How many lines in the records below hold the word "Yerel"? Answer with the number alone.

□ □ □ □

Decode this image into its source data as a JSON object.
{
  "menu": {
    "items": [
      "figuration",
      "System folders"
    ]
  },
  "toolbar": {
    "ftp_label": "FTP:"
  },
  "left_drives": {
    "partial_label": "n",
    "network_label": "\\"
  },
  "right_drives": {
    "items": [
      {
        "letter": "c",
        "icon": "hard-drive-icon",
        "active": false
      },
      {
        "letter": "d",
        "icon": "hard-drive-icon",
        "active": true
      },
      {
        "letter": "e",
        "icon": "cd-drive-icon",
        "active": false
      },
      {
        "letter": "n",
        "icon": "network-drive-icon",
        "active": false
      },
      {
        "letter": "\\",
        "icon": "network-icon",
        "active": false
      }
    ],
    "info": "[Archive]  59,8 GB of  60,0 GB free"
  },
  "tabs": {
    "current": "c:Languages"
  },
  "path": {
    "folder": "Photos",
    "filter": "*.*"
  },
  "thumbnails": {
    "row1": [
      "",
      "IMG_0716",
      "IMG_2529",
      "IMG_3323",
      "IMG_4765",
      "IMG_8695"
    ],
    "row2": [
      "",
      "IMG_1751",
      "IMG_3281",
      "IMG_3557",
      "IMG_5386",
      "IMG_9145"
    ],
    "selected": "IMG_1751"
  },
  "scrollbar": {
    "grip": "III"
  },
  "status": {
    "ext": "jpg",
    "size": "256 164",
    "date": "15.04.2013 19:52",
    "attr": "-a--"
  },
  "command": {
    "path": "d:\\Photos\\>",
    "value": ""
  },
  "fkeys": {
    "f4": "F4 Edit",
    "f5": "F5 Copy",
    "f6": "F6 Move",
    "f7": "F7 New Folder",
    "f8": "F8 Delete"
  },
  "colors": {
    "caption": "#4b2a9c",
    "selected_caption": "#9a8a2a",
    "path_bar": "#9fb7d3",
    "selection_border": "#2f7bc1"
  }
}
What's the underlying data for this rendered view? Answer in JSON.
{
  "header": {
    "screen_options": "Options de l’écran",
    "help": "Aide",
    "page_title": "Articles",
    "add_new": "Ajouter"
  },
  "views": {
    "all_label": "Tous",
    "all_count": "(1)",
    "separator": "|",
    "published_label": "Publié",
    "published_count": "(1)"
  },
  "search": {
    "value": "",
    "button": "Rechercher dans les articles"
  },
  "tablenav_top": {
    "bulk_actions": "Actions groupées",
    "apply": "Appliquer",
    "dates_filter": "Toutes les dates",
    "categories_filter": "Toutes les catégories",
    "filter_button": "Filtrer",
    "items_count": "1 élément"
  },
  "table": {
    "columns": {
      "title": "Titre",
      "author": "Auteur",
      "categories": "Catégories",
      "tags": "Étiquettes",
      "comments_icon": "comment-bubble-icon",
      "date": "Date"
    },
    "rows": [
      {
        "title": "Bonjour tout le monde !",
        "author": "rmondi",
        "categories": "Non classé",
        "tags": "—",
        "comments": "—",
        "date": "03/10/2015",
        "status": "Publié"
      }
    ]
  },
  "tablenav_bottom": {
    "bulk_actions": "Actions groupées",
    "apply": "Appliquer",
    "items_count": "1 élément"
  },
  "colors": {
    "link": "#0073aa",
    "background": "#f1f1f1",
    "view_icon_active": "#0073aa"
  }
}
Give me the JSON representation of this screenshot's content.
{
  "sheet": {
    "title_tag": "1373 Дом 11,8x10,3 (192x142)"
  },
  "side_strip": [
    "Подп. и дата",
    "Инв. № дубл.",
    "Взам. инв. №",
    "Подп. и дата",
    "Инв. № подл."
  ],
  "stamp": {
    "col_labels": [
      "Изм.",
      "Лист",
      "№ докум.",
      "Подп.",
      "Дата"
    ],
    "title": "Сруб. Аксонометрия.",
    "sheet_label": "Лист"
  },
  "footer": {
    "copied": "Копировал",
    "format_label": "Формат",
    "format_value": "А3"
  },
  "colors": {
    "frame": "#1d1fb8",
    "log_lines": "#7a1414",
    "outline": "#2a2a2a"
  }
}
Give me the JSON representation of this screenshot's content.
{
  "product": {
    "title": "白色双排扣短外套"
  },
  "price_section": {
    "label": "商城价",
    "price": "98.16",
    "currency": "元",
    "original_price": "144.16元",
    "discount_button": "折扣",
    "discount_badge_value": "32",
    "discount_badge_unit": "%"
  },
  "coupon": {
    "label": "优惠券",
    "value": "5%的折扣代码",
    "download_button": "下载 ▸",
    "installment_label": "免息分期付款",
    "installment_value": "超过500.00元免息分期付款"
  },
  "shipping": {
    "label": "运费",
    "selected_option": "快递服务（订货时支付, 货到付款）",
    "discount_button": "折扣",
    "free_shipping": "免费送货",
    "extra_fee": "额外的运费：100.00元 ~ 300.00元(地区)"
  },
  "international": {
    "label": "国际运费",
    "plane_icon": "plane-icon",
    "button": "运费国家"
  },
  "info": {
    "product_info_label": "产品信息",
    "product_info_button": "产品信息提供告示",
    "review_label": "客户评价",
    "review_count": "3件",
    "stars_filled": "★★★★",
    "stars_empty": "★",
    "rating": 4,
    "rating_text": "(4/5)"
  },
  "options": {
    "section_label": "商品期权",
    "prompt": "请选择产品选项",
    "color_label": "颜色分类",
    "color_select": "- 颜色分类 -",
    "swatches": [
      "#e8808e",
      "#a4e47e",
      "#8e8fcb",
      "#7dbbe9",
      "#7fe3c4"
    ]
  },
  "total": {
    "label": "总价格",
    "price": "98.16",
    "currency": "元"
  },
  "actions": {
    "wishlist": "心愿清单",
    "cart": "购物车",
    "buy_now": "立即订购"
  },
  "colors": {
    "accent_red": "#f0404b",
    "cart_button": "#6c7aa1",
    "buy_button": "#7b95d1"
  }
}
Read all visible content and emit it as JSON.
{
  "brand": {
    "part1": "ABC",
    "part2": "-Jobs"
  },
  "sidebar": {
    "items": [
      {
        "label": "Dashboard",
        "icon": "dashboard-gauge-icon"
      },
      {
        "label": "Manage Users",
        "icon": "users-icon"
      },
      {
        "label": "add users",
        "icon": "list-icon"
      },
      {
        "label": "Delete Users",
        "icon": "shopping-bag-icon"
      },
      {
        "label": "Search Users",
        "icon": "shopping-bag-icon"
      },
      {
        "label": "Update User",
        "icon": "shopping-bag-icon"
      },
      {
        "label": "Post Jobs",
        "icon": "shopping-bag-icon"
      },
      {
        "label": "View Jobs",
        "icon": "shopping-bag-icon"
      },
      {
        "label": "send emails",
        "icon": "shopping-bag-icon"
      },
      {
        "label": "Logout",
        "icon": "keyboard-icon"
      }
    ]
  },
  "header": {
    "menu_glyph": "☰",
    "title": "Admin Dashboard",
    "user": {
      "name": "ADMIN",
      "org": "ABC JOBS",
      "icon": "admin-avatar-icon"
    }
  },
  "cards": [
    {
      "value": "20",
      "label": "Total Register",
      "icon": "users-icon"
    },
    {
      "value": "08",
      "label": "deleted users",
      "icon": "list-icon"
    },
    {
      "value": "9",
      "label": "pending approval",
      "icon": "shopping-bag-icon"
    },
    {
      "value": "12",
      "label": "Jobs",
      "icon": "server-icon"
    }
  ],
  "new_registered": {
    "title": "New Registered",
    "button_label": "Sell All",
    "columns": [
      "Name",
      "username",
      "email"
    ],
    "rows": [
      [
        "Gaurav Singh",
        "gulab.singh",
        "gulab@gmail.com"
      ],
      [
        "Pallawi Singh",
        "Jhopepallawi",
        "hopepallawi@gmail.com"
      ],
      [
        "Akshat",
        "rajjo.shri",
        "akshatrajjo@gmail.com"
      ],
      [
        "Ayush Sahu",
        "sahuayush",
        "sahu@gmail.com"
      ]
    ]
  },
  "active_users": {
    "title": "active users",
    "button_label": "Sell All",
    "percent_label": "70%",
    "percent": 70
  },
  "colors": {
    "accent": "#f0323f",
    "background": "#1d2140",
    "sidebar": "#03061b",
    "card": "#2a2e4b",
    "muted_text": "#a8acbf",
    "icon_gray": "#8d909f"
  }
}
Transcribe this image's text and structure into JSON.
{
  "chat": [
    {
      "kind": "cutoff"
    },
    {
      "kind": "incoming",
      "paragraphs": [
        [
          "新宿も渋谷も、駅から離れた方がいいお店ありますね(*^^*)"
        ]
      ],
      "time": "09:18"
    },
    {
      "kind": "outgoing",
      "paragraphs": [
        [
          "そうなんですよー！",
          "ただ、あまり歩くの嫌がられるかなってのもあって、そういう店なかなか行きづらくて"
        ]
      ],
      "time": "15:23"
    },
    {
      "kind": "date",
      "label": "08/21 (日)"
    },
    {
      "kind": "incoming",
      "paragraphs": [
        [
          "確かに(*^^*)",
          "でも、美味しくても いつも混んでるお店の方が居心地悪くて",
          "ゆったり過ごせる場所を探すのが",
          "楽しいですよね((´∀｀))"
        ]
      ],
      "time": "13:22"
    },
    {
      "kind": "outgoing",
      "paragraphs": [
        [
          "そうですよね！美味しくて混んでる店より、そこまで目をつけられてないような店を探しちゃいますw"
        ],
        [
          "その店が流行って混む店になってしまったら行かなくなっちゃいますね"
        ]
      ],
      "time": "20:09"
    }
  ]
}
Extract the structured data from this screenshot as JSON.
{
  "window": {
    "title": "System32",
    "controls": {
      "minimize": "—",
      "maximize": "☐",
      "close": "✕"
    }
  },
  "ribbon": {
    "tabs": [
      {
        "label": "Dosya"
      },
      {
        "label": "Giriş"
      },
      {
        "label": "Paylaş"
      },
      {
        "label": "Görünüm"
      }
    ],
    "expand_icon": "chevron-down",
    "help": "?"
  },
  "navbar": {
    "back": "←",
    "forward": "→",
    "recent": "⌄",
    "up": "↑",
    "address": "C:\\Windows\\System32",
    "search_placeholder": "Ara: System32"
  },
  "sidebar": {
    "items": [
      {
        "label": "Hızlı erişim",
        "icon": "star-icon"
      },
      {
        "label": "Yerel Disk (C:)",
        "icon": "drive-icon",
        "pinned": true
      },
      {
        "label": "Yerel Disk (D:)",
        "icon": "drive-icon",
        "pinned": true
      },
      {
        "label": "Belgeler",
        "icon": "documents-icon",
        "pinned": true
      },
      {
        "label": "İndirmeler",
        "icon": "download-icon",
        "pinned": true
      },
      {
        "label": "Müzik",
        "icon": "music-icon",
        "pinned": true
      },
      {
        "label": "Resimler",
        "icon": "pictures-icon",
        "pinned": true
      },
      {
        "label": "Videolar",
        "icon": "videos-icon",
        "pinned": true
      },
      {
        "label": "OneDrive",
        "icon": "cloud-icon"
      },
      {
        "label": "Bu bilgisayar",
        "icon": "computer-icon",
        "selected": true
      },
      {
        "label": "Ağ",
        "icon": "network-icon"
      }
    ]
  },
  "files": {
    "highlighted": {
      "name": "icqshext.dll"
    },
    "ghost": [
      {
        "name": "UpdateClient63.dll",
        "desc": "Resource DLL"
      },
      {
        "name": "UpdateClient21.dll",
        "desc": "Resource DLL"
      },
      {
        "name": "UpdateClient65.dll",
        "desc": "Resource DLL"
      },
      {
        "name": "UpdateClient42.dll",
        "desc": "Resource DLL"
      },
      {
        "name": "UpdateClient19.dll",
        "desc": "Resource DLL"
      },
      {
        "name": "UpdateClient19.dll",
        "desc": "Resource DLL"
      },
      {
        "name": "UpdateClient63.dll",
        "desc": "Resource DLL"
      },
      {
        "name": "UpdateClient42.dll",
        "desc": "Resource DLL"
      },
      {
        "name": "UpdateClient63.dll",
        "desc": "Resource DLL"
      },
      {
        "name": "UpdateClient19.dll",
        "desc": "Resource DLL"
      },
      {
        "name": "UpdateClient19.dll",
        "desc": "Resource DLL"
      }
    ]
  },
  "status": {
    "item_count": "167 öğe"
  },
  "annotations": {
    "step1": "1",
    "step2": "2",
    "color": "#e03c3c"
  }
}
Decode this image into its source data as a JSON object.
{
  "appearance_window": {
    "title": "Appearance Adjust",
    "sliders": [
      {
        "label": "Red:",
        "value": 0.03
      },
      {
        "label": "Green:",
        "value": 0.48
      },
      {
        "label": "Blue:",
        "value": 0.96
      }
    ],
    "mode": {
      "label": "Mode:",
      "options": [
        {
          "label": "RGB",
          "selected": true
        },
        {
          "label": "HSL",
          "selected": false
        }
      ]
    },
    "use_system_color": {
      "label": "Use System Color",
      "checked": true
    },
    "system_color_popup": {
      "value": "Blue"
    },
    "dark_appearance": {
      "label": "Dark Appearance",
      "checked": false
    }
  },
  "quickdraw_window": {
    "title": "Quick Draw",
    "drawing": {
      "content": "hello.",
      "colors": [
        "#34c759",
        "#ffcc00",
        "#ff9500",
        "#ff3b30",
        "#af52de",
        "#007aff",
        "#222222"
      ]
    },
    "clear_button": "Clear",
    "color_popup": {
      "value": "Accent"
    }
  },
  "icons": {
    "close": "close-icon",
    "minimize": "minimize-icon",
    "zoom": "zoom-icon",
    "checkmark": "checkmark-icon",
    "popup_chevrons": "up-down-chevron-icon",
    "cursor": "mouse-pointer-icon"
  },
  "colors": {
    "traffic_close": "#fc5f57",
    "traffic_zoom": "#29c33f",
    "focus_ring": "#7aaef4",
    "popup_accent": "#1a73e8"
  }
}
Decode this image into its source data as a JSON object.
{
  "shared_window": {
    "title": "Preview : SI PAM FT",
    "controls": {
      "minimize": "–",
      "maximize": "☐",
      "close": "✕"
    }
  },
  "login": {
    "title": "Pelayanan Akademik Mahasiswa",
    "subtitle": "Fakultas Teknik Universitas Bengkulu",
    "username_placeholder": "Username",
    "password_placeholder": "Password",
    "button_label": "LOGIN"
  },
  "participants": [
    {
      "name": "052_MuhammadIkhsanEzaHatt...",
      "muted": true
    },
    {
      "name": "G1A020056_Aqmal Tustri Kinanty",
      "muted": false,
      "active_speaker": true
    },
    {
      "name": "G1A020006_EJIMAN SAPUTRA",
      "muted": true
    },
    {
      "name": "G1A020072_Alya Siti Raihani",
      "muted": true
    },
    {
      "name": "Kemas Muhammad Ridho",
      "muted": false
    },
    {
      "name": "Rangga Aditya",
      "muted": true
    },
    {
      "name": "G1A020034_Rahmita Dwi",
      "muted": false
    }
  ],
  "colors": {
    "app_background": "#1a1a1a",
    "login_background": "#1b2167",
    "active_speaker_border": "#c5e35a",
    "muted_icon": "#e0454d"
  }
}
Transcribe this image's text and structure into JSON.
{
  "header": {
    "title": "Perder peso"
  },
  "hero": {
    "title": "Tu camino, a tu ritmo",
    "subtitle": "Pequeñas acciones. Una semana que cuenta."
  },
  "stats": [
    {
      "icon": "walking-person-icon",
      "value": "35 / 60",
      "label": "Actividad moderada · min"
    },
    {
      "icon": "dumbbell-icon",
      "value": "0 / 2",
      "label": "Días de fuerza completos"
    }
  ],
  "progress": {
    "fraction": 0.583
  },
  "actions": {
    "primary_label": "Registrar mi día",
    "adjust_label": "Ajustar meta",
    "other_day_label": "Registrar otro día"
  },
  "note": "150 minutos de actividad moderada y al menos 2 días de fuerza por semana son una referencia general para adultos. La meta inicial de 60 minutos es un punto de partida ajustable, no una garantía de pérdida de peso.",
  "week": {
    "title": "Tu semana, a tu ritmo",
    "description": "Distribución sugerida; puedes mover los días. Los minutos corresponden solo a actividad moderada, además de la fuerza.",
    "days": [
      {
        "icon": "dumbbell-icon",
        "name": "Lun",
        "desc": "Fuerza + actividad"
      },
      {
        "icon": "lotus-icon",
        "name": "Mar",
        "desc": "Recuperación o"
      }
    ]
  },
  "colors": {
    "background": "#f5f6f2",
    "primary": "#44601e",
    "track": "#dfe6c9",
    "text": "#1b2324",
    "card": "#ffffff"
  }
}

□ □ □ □

__Response to the exercise__.
2